Since 1990, the Republican gubernatorial candidate has always won an absolute majority of the male vote, with Perry in 2010 capturing the support of about six out of every 10 men. The gender gap in the 1990 Richards-Williams election was a massive 32 points, with Richards winning among women by 20 points and Williams winning among men by 12 points. That easily surpassed the largest presidential election gender gap (20 points in 2000) since 1972, when robust exit polls first became available.


The Republican lock on the Texas governorship since 1994 has hinged on the party’s ability to win a Texas-sized share of the Anglo vote and the support of a respectable proportion of Hispanics. And unlike at the presidential level, where no Republican has won a majority of the female vote since George H.W. Bush in 1988, Republican gubernatorial candidates in Texas have enjoyed majority support among women since 1998. 

Only on the evening of Nov. 4 will we know how successful the Davis campaign and groups like Battleground Texas have been in increasing the party’s share of the Anglo, Hispanic and female vote while ramping up Hispanic turnout.

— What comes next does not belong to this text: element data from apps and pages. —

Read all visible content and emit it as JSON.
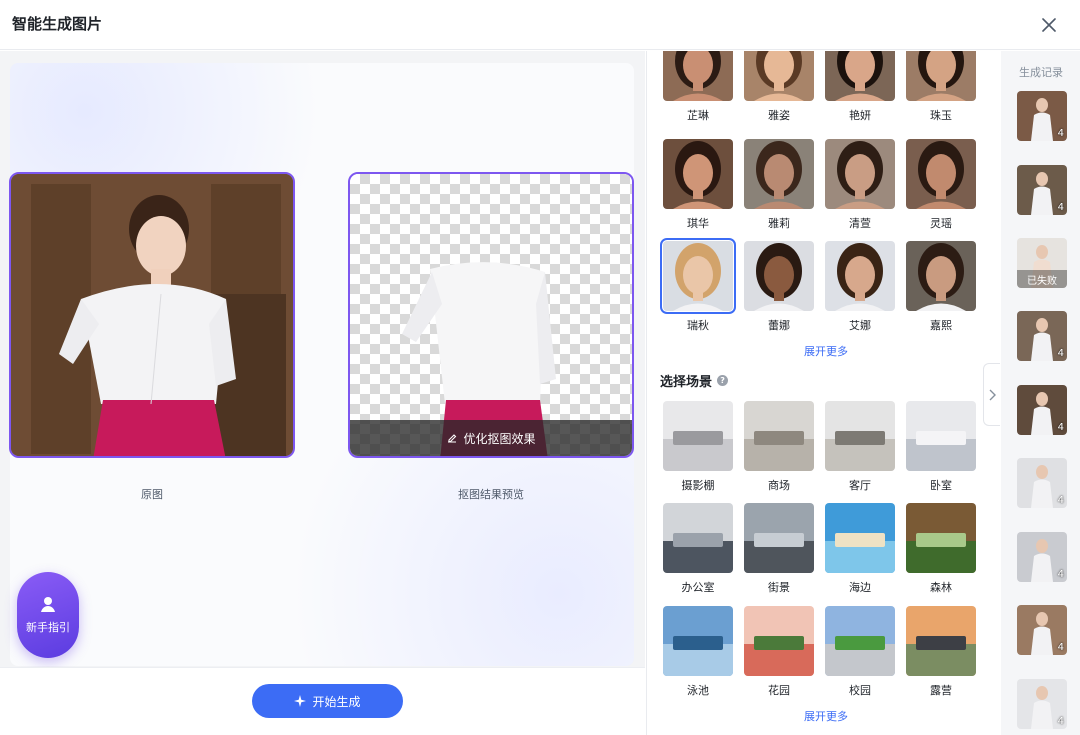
{
  "header": {
    "title": "智能生成图片",
    "close_icon": "close-icon"
  },
  "preview": {
    "original_caption": "原图",
    "cutout_caption": "抠图结果预览",
    "optimize_label": "优化抠图效果"
  },
  "guide": {
    "label": "新手指引"
  },
  "actions": {
    "start_label": "开始生成"
  },
  "models": {
    "items": [
      "芷琳",
      "雅姿",
      "艳妍",
      "珠玉",
      "琪华",
      "雅莉",
      "清萱",
      "灵瑶",
      "瑞秋",
      "蕾娜",
      "艾娜",
      "嘉熙"
    ],
    "selected": "瑞秋",
    "expand_label": "展开更多"
  },
  "scenes": {
    "title": "选择场景",
    "help_icon": "?",
    "items": [
      "摄影棚",
      "商场",
      "客厅",
      "卧室",
      "办公室",
      "街景",
      "海边",
      "森林",
      "泳池",
      "花园",
      "校园",
      "露营"
    ],
    "expand_label": "展开更多"
  },
  "history": {
    "title": "生成记录",
    "items": [
      {
        "count": "4"
      },
      {
        "count": "4"
      },
      {
        "status": "已失败"
      },
      {
        "count": "4"
      },
      {
        "count": "4"
      },
      {
        "count": "4"
      },
      {
        "count": "4"
      },
      {
        "count": "4"
      },
      {
        "count": "4"
      }
    ]
  },
  "colors": {
    "accent": "#3c6cf5",
    "frame": "#7d57f0",
    "guide": "#6b45e6"
  }
}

If their efforts prove extraordinarily successful, we could find ourselves staying up late into the night as results roll in. But if 2014 resembles recent elections, the race is likely to be called relatively soon after the polls close.

Mark P. Jones

Fellow in political science at Rice University’s Baker Institute